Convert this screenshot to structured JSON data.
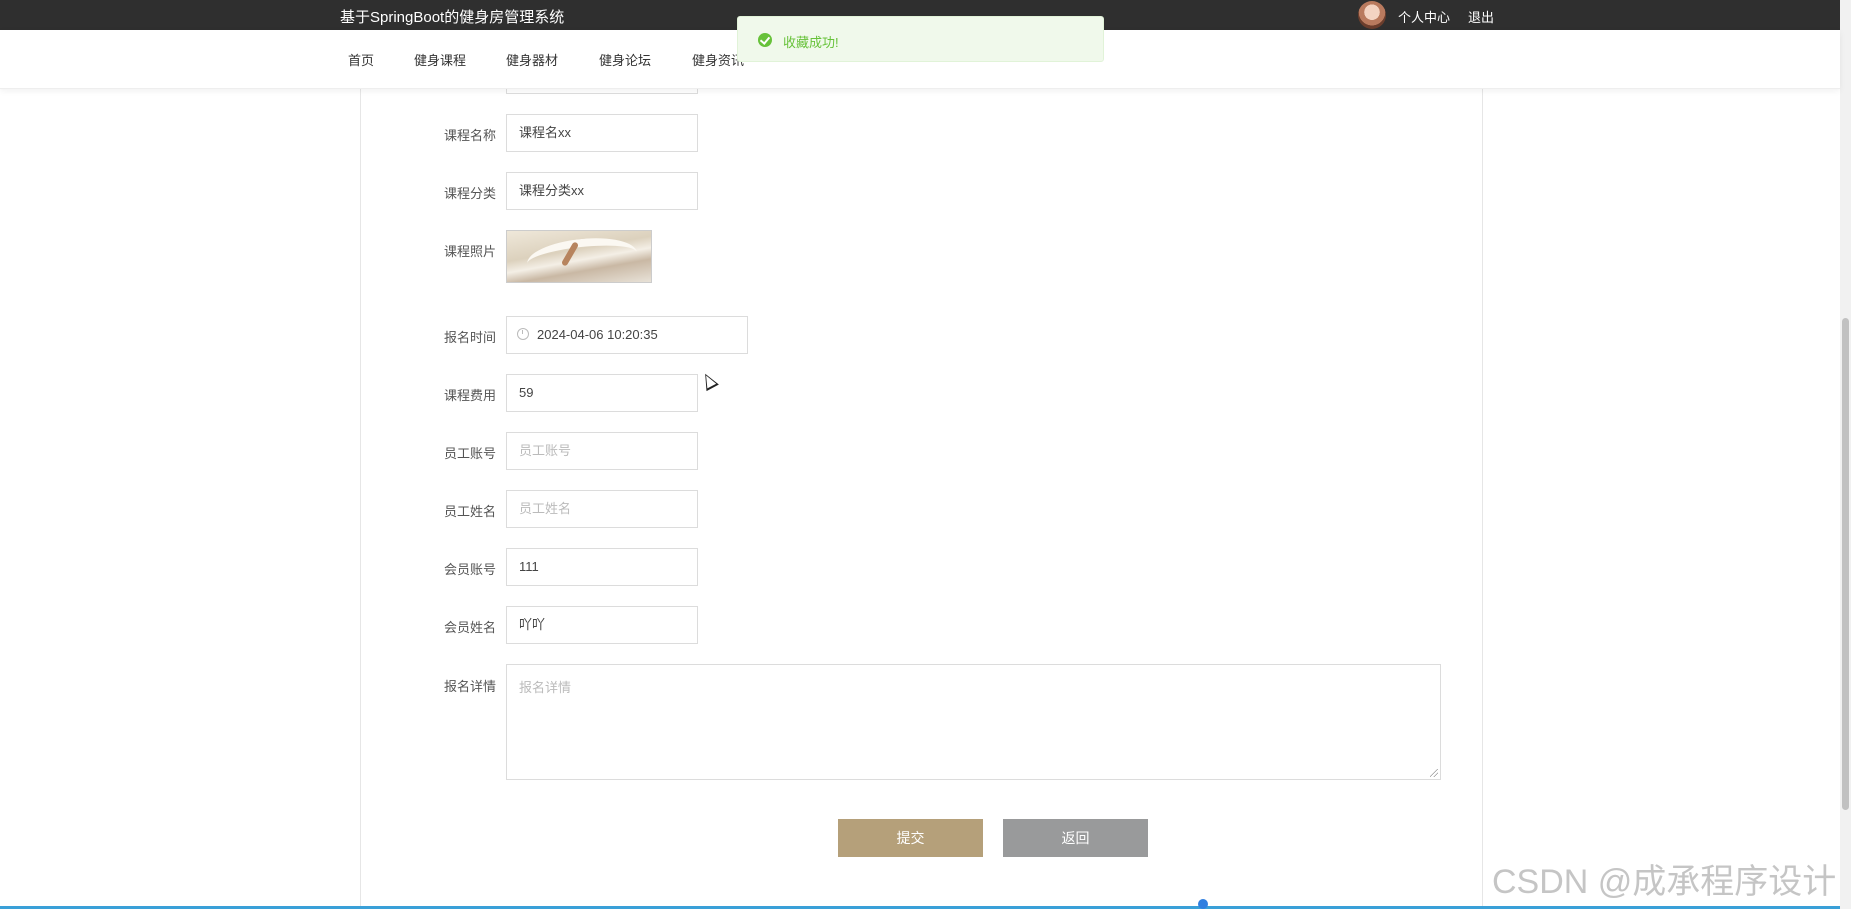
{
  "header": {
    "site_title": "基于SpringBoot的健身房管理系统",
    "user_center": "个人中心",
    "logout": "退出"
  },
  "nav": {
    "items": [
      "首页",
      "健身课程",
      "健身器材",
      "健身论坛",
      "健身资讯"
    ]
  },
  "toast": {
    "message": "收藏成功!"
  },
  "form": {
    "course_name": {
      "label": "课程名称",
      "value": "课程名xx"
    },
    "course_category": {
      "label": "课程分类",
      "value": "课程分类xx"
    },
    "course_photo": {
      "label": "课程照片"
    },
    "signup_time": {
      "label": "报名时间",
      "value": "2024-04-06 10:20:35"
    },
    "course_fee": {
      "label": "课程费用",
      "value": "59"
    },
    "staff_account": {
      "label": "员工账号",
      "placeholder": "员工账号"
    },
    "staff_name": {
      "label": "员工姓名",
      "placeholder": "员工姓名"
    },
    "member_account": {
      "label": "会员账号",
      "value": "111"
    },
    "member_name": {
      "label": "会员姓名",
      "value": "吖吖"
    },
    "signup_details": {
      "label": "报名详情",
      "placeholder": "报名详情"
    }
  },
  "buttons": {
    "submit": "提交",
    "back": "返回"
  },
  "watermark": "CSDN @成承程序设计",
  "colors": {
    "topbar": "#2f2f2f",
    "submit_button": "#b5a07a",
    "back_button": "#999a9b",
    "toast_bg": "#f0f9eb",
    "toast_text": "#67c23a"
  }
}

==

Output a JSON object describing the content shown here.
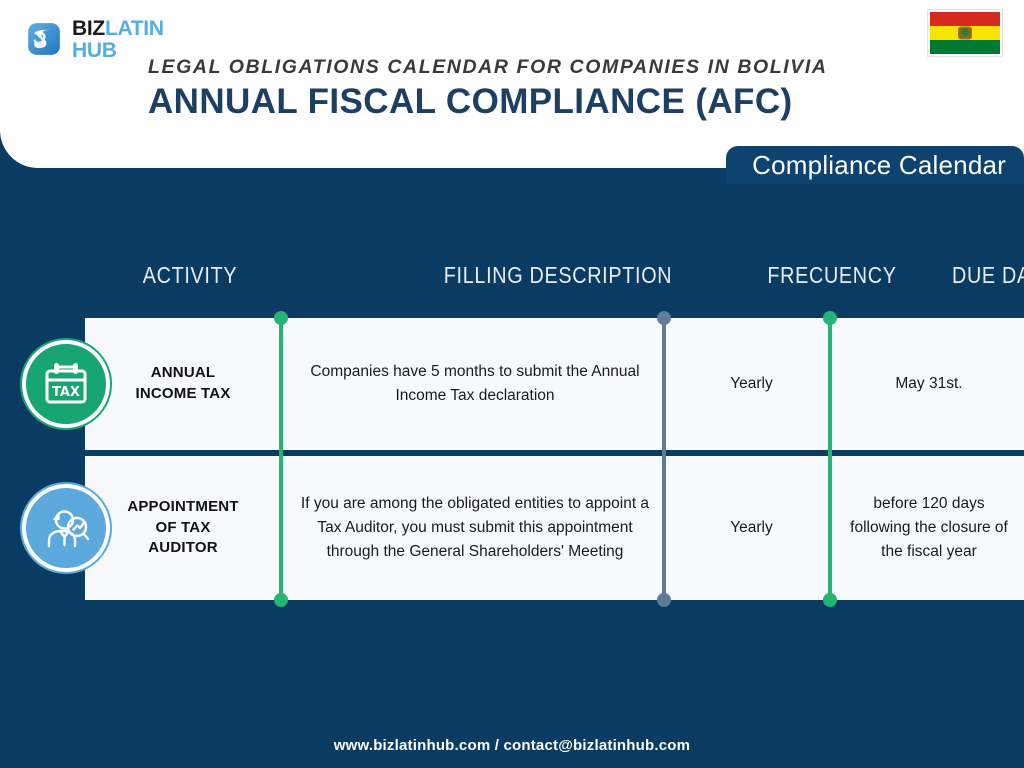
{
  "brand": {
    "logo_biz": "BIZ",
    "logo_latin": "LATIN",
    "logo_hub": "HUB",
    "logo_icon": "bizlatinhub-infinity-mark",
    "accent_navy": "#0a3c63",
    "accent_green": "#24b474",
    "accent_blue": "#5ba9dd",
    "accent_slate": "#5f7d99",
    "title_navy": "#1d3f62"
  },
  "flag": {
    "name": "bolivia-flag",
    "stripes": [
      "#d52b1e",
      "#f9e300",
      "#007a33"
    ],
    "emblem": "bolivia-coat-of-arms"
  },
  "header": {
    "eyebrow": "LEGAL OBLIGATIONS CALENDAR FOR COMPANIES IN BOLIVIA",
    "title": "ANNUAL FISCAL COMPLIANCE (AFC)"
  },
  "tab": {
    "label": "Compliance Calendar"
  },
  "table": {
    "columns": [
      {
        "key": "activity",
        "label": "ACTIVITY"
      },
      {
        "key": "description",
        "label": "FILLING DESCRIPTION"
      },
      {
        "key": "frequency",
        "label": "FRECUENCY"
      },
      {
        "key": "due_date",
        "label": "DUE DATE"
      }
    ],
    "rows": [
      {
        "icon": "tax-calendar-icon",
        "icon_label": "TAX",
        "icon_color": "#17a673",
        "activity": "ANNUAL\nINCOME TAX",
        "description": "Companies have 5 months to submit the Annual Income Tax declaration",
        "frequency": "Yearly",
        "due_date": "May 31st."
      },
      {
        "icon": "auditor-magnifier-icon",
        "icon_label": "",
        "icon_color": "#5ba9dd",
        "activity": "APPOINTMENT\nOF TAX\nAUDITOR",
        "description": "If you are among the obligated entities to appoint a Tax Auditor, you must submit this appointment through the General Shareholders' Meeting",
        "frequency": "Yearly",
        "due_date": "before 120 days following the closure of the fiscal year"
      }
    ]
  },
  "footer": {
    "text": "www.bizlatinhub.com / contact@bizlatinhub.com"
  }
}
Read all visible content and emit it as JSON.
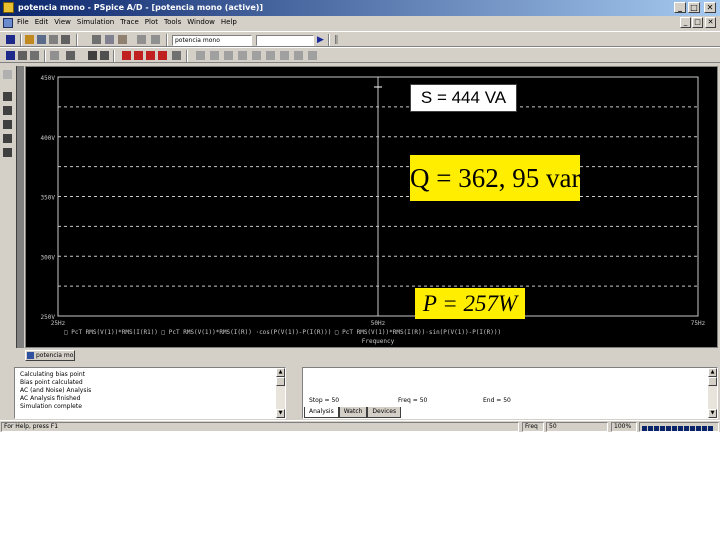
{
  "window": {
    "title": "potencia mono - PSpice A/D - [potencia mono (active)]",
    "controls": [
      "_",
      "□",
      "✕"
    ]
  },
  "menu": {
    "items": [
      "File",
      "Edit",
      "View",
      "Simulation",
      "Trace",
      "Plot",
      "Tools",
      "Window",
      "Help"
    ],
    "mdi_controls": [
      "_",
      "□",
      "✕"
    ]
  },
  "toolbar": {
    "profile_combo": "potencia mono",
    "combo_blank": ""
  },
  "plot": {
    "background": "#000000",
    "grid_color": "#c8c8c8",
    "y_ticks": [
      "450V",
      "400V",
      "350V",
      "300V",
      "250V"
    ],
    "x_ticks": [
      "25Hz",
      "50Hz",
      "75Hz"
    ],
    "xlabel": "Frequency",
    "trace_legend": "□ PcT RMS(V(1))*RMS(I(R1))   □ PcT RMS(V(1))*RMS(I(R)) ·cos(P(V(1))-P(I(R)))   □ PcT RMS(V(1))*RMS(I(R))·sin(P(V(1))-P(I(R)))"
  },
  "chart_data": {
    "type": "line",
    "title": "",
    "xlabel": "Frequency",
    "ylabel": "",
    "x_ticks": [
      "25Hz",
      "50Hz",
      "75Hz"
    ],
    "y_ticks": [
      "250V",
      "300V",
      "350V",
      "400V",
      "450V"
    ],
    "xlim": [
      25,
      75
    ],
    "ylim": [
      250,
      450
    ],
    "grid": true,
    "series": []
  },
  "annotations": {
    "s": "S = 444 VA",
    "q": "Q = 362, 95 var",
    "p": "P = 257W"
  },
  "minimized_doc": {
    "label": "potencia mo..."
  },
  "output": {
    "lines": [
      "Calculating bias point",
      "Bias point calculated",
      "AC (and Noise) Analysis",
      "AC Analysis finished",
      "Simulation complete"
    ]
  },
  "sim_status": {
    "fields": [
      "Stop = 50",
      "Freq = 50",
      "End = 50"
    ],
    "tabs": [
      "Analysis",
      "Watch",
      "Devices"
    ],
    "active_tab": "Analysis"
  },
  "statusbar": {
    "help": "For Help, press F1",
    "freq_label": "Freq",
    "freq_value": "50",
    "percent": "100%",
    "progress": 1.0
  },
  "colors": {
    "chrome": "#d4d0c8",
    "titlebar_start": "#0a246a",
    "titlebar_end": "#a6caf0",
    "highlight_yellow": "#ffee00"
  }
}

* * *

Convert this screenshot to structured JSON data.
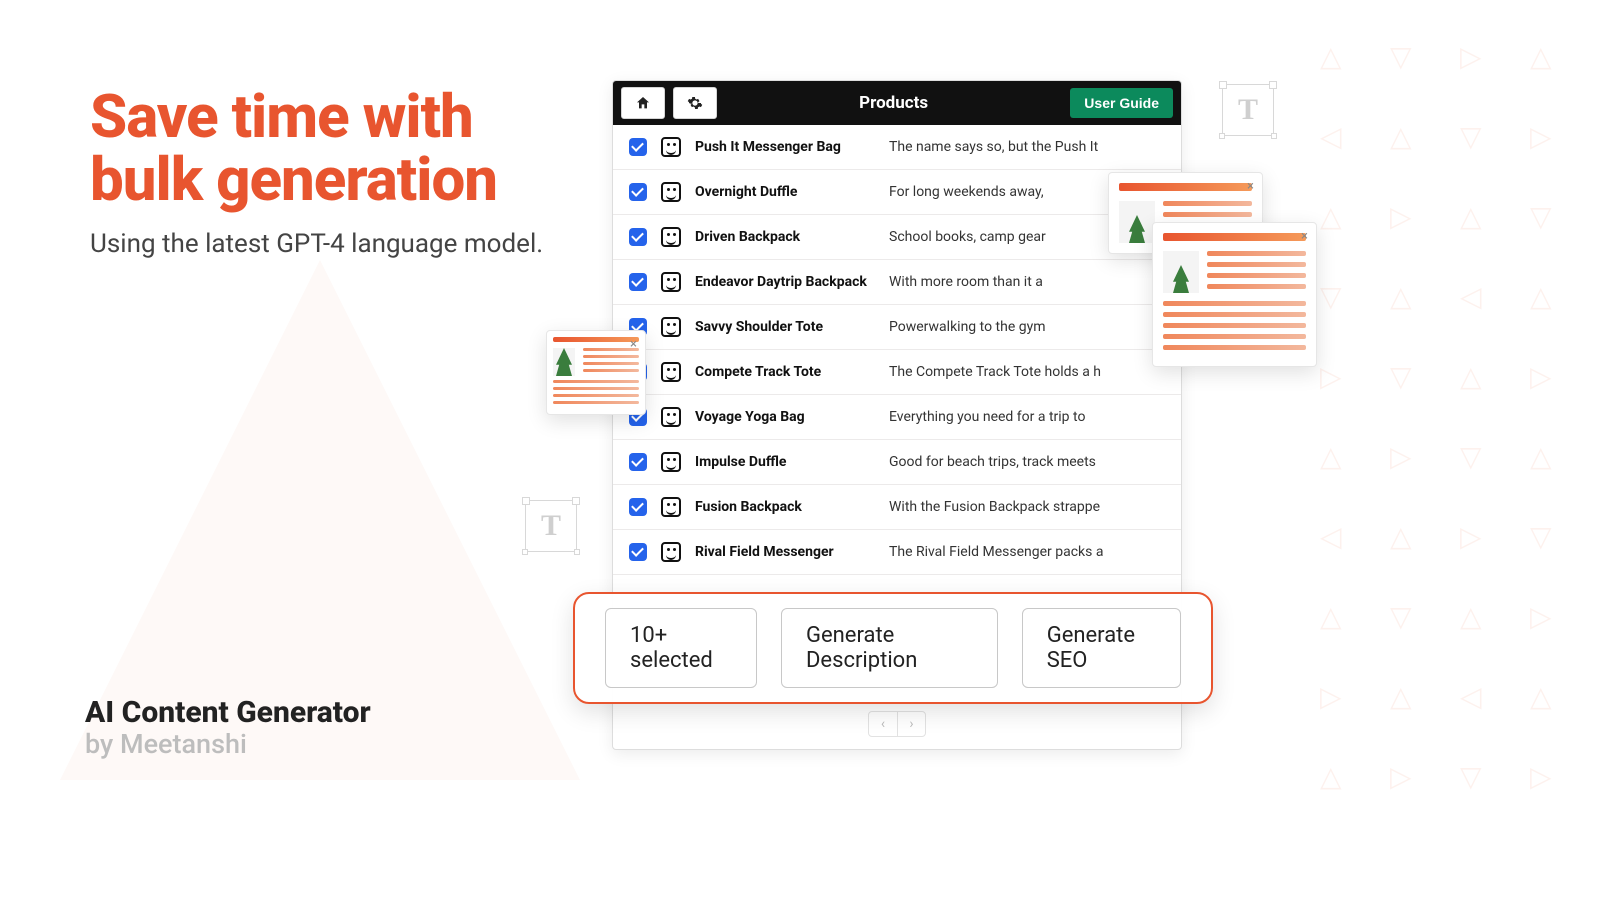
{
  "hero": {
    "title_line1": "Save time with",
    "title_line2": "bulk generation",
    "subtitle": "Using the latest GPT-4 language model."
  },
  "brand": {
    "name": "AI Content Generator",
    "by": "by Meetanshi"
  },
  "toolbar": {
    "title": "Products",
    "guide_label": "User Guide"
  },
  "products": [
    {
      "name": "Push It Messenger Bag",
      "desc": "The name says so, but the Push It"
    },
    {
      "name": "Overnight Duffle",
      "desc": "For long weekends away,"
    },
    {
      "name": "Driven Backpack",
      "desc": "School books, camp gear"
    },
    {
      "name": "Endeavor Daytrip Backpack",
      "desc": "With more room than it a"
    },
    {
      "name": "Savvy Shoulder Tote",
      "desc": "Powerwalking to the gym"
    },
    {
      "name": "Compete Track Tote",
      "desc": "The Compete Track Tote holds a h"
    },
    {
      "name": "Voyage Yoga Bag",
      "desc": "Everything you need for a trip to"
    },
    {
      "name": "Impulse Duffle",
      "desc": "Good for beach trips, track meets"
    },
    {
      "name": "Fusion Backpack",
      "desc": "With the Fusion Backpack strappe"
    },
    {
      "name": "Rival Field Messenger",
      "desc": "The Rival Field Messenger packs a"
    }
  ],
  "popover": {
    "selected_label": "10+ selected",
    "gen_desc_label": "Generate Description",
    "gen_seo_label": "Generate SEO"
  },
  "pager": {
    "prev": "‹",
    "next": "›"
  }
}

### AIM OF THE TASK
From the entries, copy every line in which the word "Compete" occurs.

### EXPECTED OUTPUT
      "name": "Compete Track Tote",
      "desc": "The Compete Track Tote holds a h"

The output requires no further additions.